# Change in temperature due to adiabatic expansion against the vacuum

Let's consider an ideal gas that expands in vacuum and it is thermally isolated from the surroundings. Since it is isolated, it does not exchange heat with the exterior $$Q=0$$. Since it is expanding against the vacuum, it does no work $$W=0$$. From the first principle we get that the change in internal energy is zero.

$$\Delta U = Q - L = 0$$

Internal energy for an ideal gas depends only on the change in temperature, which will also be zero in this case. $$\Delta U = n C_{V}\Delta T=0$$

But since the expansion is adiabatic, we can write:

$$T_{1}V_{1}^{\gamma - 1} = T_{2}V_{2}^{\gamma - 1}$$ which, because we talk about expansion and $$V_{2}>V_{1}$$, would mean that:

$$\dfrac{T_{1}}{T_{2}}=\left(\dfrac{V_{2}}{V_{1}}\right)^{\gamma-1}$$ the temperature should decrease: $$T_{2} < T_{1}$$. What am I missing here?

The error lies with the line

But since the expansion is adiabatic, we can write: $$T_{1}V_{1}^{\gamma - 1} = T_{2}V_{2}^{\gamma - 1}$$.

That equation is derived by assuming constant entropy.

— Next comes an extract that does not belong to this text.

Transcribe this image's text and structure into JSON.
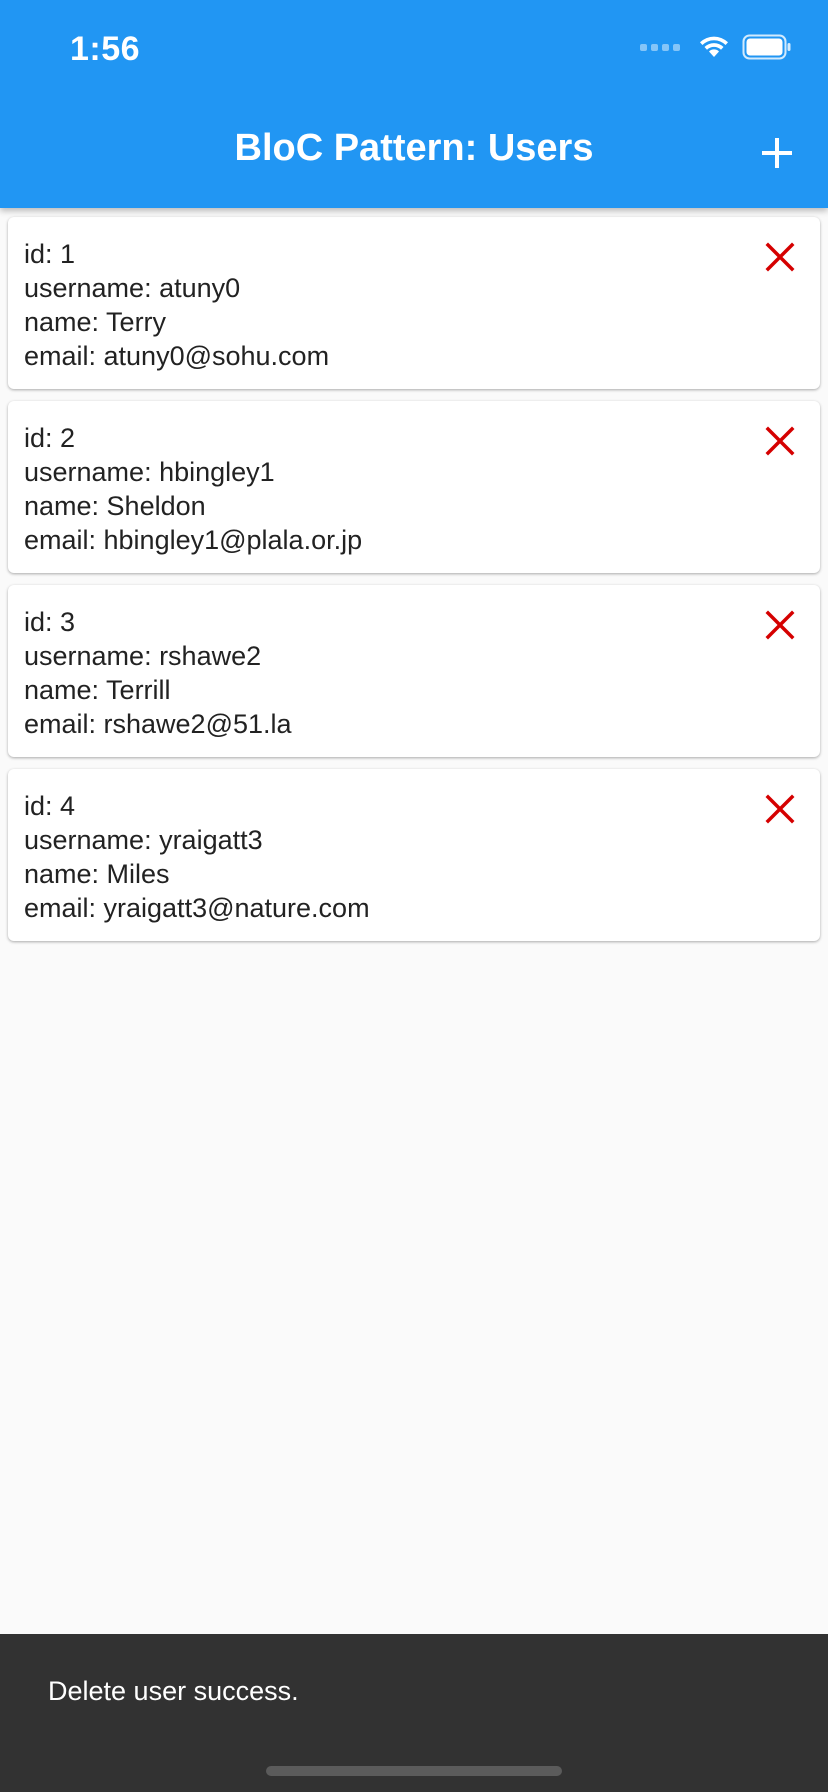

Specifically, infinitesimal heating $$\delta Q(=0)$$ is equated to $$T\,dS$$, which is valid for a reversible process. But expansion associated with a pressure difference is irreversible, so $$\Delta S\neq 0$$ here even though $$Q=0$$. The temperature remains constant in your scenario, as you showed in the first part of your analysis.

• Great! Thanks a lot! Commented Jan 11 at 19:18